- **WHAT THE TASK ASKS**: Give the data again in its entirety, exactly as provided.

- **DATA**:
+-------+
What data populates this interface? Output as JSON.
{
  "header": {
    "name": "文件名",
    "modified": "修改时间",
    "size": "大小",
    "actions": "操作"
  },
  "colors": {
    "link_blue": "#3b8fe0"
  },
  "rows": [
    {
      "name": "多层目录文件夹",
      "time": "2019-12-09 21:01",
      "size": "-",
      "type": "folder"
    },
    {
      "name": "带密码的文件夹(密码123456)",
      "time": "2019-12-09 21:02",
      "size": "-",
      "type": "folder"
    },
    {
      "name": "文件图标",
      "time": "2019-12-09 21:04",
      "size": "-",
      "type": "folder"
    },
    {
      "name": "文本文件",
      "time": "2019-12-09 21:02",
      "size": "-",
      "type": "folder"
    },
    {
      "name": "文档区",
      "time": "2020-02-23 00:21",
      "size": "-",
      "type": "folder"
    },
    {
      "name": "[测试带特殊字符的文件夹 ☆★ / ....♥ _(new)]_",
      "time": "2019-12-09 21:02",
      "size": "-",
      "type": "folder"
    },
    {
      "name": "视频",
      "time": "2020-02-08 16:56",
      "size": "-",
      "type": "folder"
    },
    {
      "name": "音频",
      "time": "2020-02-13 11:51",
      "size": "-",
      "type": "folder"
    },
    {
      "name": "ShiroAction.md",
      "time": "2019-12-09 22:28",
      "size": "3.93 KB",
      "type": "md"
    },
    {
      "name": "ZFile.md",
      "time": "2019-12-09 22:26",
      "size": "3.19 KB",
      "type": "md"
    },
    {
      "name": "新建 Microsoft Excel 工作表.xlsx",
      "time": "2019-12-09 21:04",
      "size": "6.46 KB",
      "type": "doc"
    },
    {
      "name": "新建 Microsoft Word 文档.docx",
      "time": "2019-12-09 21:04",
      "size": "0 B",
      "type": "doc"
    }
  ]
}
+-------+
- **REPLY TO THE EXERCISE**:
What data populates this interface? Output as JSON.
{
  "header": {
    "name": "文件名",
    "modified": "修改时间",
    "size": "大小",
    "actions": "操作"
  },
  "colors": {
    "link_blue": "#3b8fe0"
  },
  "rows": [
    {
      "name": "多层目录文件夹",
      "time": "2019-12-09 21:01",
      "size": "-",
      "type": "folder"
    },
    {
      "name": "带密码的文件夹(密码123456)",
      "time": "2019-12-09 21:02",
      "size": "-",
      "type": "folder"
    },
    {
      "name": "文件图标",
      "time": "2019-12-09 21:04",
      "size": "-",
      "type": "folder"
    },
    {
      "name": "文本文件",
      "time": "2019-12-09 21:02",
      "size": "-",
      "type": "folder"
    },
    {
      "name": "文档区",
      "time": "2020-02-23 00:21",
      "size": "-",
      "type": "folder"
    },
    {
      "name": "[测试带特殊字符的文件夹 ☆★ / ....♥ _(new)]_",
      "time": "2019-12-09 21:02",
      "size": "-",
      "type": "folder"
    },
    {
      "name": "视频",
      "time": "2020-02-08 16:56",
      "size": "-",
      "type": "folder"
    },
    {
      "name": "音频",
      "time": "2020-02-13 11:51",
      "size": "-",
      "type": "folder"
    },
    {
      "name": "ShiroAction.md",
      "time": "2019-12-09 22:28",
      "size": "3.93 KB",
      "type": "md"
    },
    {
      "name": "ZFile.md",
      "time": "2019-12-09 22:26",
      "size": "3.19 KB",
      "type": "md"
    },
    {
      "name": "新建 Microsoft Excel 工作表.xlsx",
      "time": "2019-12-09 21:04",
      "size": "6.46 KB",
      "type": "doc"
    },
    {
      "name": "新建 Microsoft Word 文档.docx",
      "time": "2019-12-09 21:04",
      "size": "0 B",
      "type": "doc"
    }
  ]
}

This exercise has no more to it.